The human ear is made up of three primary parts. The outer ear, or pinna, consists of textured cartilage and skin, which together form a structure that channels sound into the tympanic membrane. More commonly known as the eardrum, the tympanic membrane transforms the incoming sound waves into vibrations.

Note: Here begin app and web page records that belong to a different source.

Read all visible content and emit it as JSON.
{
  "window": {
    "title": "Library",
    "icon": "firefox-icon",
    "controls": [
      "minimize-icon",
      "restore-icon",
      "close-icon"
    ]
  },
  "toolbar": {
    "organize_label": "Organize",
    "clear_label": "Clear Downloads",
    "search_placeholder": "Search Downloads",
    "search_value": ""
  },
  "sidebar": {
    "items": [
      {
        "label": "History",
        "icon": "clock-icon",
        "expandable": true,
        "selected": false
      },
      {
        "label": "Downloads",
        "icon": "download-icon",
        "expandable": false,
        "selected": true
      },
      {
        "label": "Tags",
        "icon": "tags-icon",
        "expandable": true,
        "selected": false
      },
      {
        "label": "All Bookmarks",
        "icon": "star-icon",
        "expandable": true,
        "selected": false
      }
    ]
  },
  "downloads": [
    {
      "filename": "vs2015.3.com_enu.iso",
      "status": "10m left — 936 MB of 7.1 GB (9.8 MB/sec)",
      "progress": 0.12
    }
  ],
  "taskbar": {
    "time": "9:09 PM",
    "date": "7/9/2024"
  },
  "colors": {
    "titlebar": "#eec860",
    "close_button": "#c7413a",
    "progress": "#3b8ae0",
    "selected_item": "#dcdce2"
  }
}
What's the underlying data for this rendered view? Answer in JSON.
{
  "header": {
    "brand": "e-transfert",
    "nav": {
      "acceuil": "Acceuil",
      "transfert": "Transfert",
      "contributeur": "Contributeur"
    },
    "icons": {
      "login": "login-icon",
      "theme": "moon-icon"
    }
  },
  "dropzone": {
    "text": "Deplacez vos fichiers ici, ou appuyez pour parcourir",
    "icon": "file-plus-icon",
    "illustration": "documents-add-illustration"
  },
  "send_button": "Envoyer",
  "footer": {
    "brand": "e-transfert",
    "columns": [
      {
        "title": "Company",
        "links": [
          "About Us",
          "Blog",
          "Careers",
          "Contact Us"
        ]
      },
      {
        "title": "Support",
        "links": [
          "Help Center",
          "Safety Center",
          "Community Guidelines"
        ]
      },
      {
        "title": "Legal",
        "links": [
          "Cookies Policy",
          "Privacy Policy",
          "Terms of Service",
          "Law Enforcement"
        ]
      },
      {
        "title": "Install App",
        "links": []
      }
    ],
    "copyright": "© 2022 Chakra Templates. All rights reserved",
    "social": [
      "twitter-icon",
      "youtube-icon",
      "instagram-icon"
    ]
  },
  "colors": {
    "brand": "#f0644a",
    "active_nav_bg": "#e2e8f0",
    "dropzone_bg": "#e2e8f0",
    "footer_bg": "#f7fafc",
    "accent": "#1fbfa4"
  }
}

Beyond the tympanic membrane lies the tympanic cavity, also called the middle ear. Lined by mucous membranes and filled with air, it conducts vibrations through to the inner ear. There, a spiral-shaped structure known as the cochlea translates the incoming vibrations into nerve signals that it then sends to the brain for interpretation. The semicircular canals of the inner ear also have the capacity to communicate with the brain, and they use this ability to send information about head position and balance that in turn helps the brain to orient the body in space.